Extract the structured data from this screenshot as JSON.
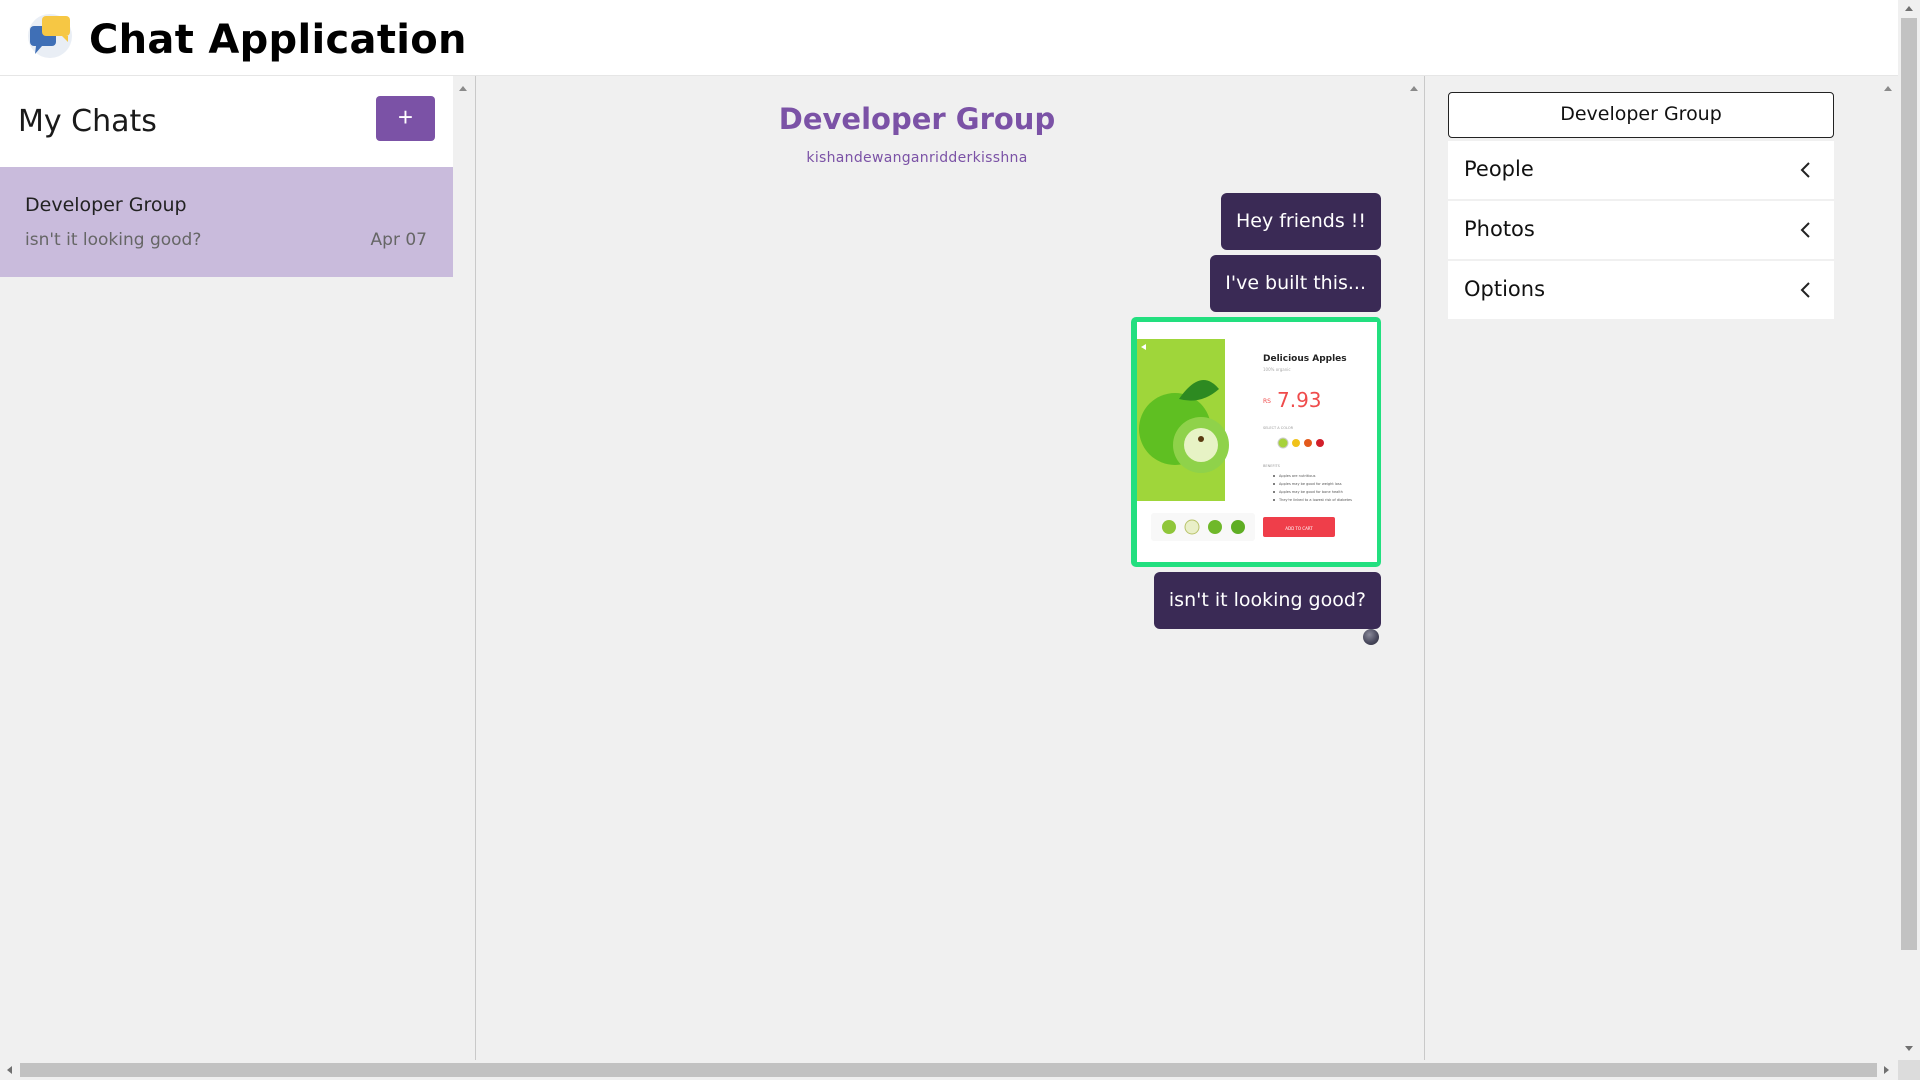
{
  "header": {
    "app_title": "Chat Application",
    "logo_icon": "chat-bubbles-icon"
  },
  "sidebar": {
    "title": "My Chats",
    "new_chat_label": "+",
    "chats": [
      {
        "name": "Developer Group",
        "last_message": "isn't it looking good?",
        "date": "Apr 07",
        "selected": true
      }
    ]
  },
  "conversation": {
    "title": "Developer Group",
    "members": "kishandewanganridderkisshna",
    "messages": [
      {
        "type": "text",
        "text": "Hey friends !!"
      },
      {
        "type": "text",
        "text": "I've built this..."
      },
      {
        "type": "image",
        "image": {
          "product_title": "Delicious Apples",
          "product_subtitle": "100% organic",
          "currency": "RS",
          "price": "7.93",
          "color_label": "SELECT A COLOR",
          "benefits_label": "BENEFITS",
          "benefits": [
            "Apples are nutritious",
            "Apples may be good for weight loss",
            "Apples may be good for bone health",
            "They're linked to a lowest risk of diabetes"
          ],
          "cta": "ADD TO CART"
        }
      },
      {
        "type": "text",
        "text": "isn't it looking good?"
      }
    ]
  },
  "details": {
    "group_name": "Developer Group",
    "sections": [
      {
        "label": "People",
        "icon": "chevron-left-icon"
      },
      {
        "label": "Photos",
        "icon": "chevron-left-icon"
      },
      {
        "label": "Options",
        "icon": "chevron-left-icon"
      }
    ]
  },
  "colors": {
    "accent": "#7b52a6",
    "selected_chat_bg": "#c9bbdc",
    "message_bubble": "#3a2a55",
    "image_frame": "#22df7f",
    "panel_bg": "#f0f0f0"
  }
}
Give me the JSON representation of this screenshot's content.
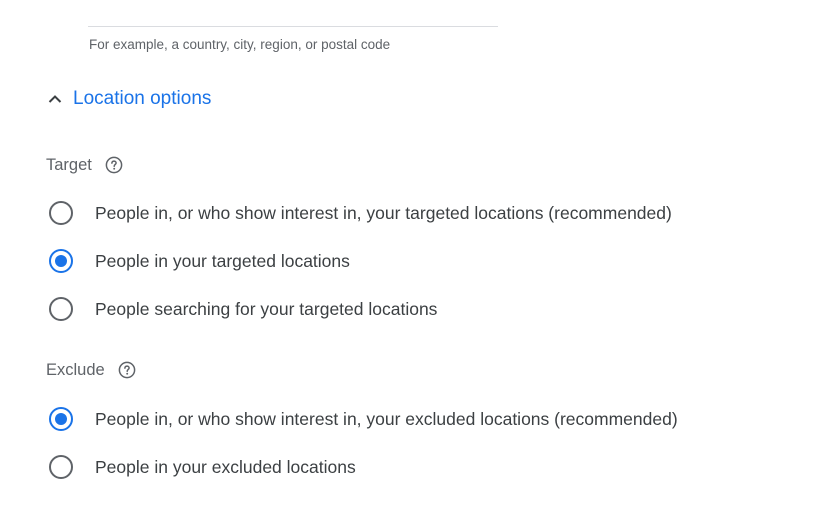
{
  "location_hint": "For example, a country, city, region, or postal code",
  "options_toggle": {
    "label": "Location options",
    "icon": "chevron-up-icon",
    "expanded": true
  },
  "target": {
    "title": "Target",
    "help_icon": "help-circle-icon",
    "options": [
      {
        "label": "People in, or who show interest in, your targeted locations (recommended)",
        "selected": false
      },
      {
        "label": "People in your targeted locations",
        "selected": true
      },
      {
        "label": "People searching for your targeted locations",
        "selected": false
      }
    ]
  },
  "exclude": {
    "title": "Exclude",
    "help_icon": "help-circle-icon",
    "options": [
      {
        "label": "People in, or who show interest in, your excluded locations (recommended)",
        "selected": true
      },
      {
        "label": "People in your excluded locations",
        "selected": false
      }
    ]
  },
  "colors": {
    "accent": "#1a73e8",
    "radio_unselected": "#5f6368",
    "text": "#3c4043",
    "muted_text": "#5f6368",
    "divider": "#dadce0"
  }
}
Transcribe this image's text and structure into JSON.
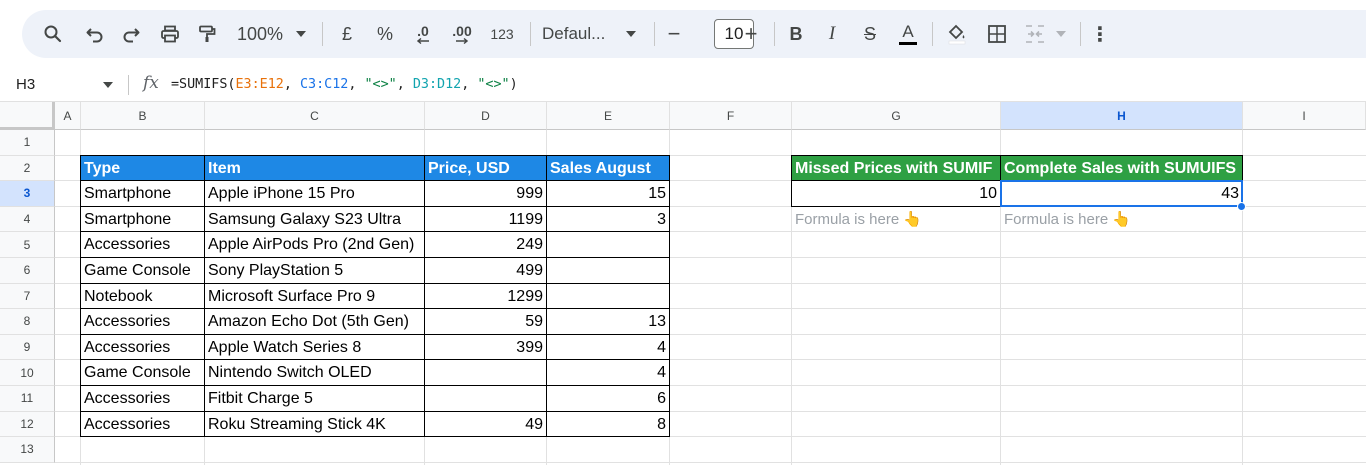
{
  "toolbar": {
    "zoom": "100%",
    "currency": "£",
    "percent": "%",
    "decrease_decimal": ".0",
    "increase_decimal": ".00",
    "number_format": "123",
    "font": "Defaul...",
    "font_size": "10",
    "bold": "B",
    "italic": "I",
    "strike": "S",
    "text_color": "A",
    "minus": "−",
    "plus": "+",
    "more": "⋮"
  },
  "formula_bar": {
    "cell_ref": "H3",
    "fx": "fx",
    "f_prefix": "=SUMIFS(",
    "f_range1": "E3:E12",
    "f_sep1": ", ",
    "f_range2": "C3:C12",
    "f_sep2": ", ",
    "f_crit1": "\"<>\"",
    "f_sep3": ", ",
    "f_range3": "D3:D12",
    "f_sep4": ", ",
    "f_crit2": "\"<>\"",
    "f_suffix": ")"
  },
  "columns": [
    "A",
    "B",
    "C",
    "D",
    "E",
    "F",
    "G",
    "H",
    "I"
  ],
  "rows": [
    "1",
    "2",
    "3",
    "4",
    "5",
    "6",
    "7",
    "8",
    "9",
    "10",
    "11",
    "12",
    "13"
  ],
  "table": {
    "headers": [
      "Type",
      "Item",
      "Price, USD",
      "Sales August"
    ],
    "rows": [
      [
        "Smartphone",
        "Apple iPhone 15 Pro",
        "999",
        "15"
      ],
      [
        "Smartphone",
        "Samsung Galaxy S23 Ultra",
        "1199",
        "3"
      ],
      [
        "Accessories",
        "Apple AirPods Pro (2nd Gen)",
        "249",
        ""
      ],
      [
        "Game Console",
        "Sony PlayStation 5",
        "499",
        ""
      ],
      [
        "Notebook",
        "Microsoft Surface Pro 9",
        "1299",
        ""
      ],
      [
        "Accessories",
        "Amazon Echo Dot (5th Gen)",
        "59",
        "13"
      ],
      [
        "Accessories",
        "Apple Watch Series 8",
        "399",
        "4"
      ],
      [
        "Game Console",
        "Nintendo Switch OLED",
        "",
        "4"
      ],
      [
        "Accessories",
        "Fitbit Charge 5",
        "",
        "6"
      ],
      [
        "Accessories",
        "Roku Streaming Stick 4K",
        "49",
        "8"
      ]
    ]
  },
  "results": {
    "g_header": "Missed Prices with SUMIF",
    "h_header": "Complete Sales with SUMUIFS",
    "g_value": "10",
    "h_value": "43",
    "g_hint": "Formula is here 👆",
    "h_hint": "Formula is here 👆"
  },
  "colors": {
    "table_header": "#1e88e5",
    "result_header": "#2ea043",
    "selection": "#1a73e8",
    "toolbar_bg": "#eef2f9"
  },
  "icons": [
    "search-icon",
    "undo-icon",
    "redo-icon",
    "print-icon",
    "paint-format-icon",
    "fill-color-icon",
    "borders-icon",
    "merge-cells-icon",
    "more-icon"
  ]
}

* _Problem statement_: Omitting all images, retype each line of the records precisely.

* _Solution_:
Extract the structured data from this screenshot as JSON.
{
  "header": {
    "app_title": "Chat Application",
    "logo_icon": "chat-bubbles-icon"
  },
  "sidebar": {
    "title": "My Chats",
    "new_chat_label": "+",
    "chats": [
      {
        "name": "Developer Group",
        "last_message": "isn't it looking good?",
        "date": "Apr 07",
        "selected": true
      }
    ]
  },
  "conversation": {
    "title": "Developer Group",
    "members": "kishandewanganridderkisshna",
    "messages": [
      {
        "type": "text",
        "text": "Hey friends !!"
      },
      {
        "type": "text",
        "text": "I've built this..."
      },
      {
        "type": "image",
        "image": {
          "product_title": "Delicious Apples",
          "product_subtitle": "100% organic",
          "currency": "RS",
          "price": "7.93",
          "color_label": "SELECT A COLOR",
          "benefits_label": "BENEFITS",
          "benefits": [
            "Apples are nutritious",
            "Apples may be good for weight loss",
            "Apples may be good for bone health",
            "They're linked to a lowest risk of diabetes"
          ],
          "cta": "ADD TO CART"
        }
      },
      {
        "type": "text",
        "text": "isn't it looking good?"
      }
    ]
  },
  "details": {
    "group_name": "Developer Group",
    "sections": [
      {
        "label": "People",
        "icon": "chevron-left-icon"
      },
      {
        "label": "Photos",
        "icon": "chevron-left-icon"
      },
      {
        "label": "Options",
        "icon": "chevron-left-icon"
      }
    ]
  },
  "colors": {
    "accent": "#7b52a6",
    "selected_chat_bg": "#c9bbdc",
    "message_bubble": "#3a2a55",
    "image_frame": "#22df7f",
    "panel_bg": "#f0f0f0"
  }
}
Give me the JSON representation of this screenshot's content.
{
  "location_hint": "For example, a country, city, region, or postal code",
  "options_toggle": {
    "label": "Location options",
    "icon": "chevron-up-icon",
    "expanded": true
  },
  "target": {
    "title": "Target",
    "help_icon": "help-circle-icon",
    "options": [
      {
        "label": "People in, or who show interest in, your targeted locations (recommended)",
        "selected": false
      },
      {
        "label": "People in your targeted locations",
        "selected": true
      },
      {
        "label": "People searching for your targeted locations",
        "selected": false
      }
    ]
  },
  "exclude": {
    "title": "Exclude",
    "help_icon": "help-circle-icon",
    "options": [
      {
        "label": "People in, or who show interest in, your excluded locations (recommended)",
        "selected": true
      },
      {
        "label": "People in your excluded locations",
        "selected": false
      }
    ]
  },
  "colors": {
    "accent": "#1a73e8",
    "radio_unselected": "#5f6368",
    "text": "#3c4043",
    "muted_text": "#5f6368",
    "divider": "#dadce0"
  }
}
Transcribe this image's text and structure into JSON.
{
  "toolbar": {
    "zoom": "100%",
    "currency": "£",
    "percent": "%",
    "decrease_decimal": ".0",
    "increase_decimal": ".00",
    "number_format": "123",
    "font": "Defaul...",
    "font_size": "10",
    "bold": "B",
    "italic": "I",
    "strike": "S",
    "text_color": "A",
    "minus": "−",
    "plus": "+",
    "more": "⋮"
  },
  "formula_bar": {
    "cell_ref": "H3",
    "fx": "fx",
    "f_prefix": "=SUMIFS(",
    "f_range1": "E3:E12",
    "f_sep1": ", ",
    "f_range2": "C3:C12",
    "f_sep2": ", ",
    "f_crit1": "\"<>\"",
    "f_sep3": ", ",
    "f_range3": "D3:D12",
    "f_sep4": ", ",
    "f_crit2": "\"<>\"",
    "f_suffix": ")"
  },
  "columns": [
    "A",
    "B",
    "C",
    "D",
    "E",
    "F",
    "G",
    "H",
    "I"
  ],
  "rows": [
    "1",
    "2",
    "3",
    "4",
    "5",
    "6",
    "7",
    "8",
    "9",
    "10",
    "11",
    "12",
    "13"
  ],
  "table": {
    "headers": [
      "Type",
      "Item",
      "Price, USD",
      "Sales August"
    ],
    "rows": [
      [
        "Smartphone",
        "Apple iPhone 15 Pro",
        "999",
        "15"
      ],
      [
        "Smartphone",
        "Samsung Galaxy S23 Ultra",
        "1199",
        "3"
      ],
      [
        "Accessories",
        "Apple AirPods Pro (2nd Gen)",
        "249",
        ""
      ],
      [
        "Game Console",
        "Sony PlayStation 5",
        "499",
        ""
      ],
      [
        "Notebook",
        "Microsoft Surface Pro 9",
        "1299",
        ""
      ],
      [
        "Accessories",
        "Amazon Echo Dot (5th Gen)",
        "59",
        "13"
      ],
      [
        "Accessories",
        "Apple Watch Series 8",
        "399",
        "4"
      ],
      [
        "Game Console",
        "Nintendo Switch OLED",
        "",
        "4"
      ],
      [
        "Accessories",
        "Fitbit Charge 5",
        "",
        "6"
      ],
      [
        "Accessories",
        "Roku Streaming Stick 4K",
        "49",
        "8"
      ]
    ]
  },
  "results": {
    "g_header": "Missed Prices with SUMIF",
    "h_header": "Complete Sales with SUMUIFS",
    "g_value": "10",
    "h_value": "43",
    "g_hint": "Formula is here 👆",
    "h_hint": "Formula is here 👆"
  },
  "colors": {
    "table_header": "#1e88e5",
    "result_header": "#2ea043",
    "selection": "#1a73e8",
    "toolbar_bg": "#eef2f9"
  },
  "icons": [
    "search-icon",
    "undo-icon",
    "redo-icon",
    "print-icon",
    "paint-format-icon",
    "fill-color-icon",
    "borders-icon",
    "merge-cells-icon",
    "more-icon"
  ]
}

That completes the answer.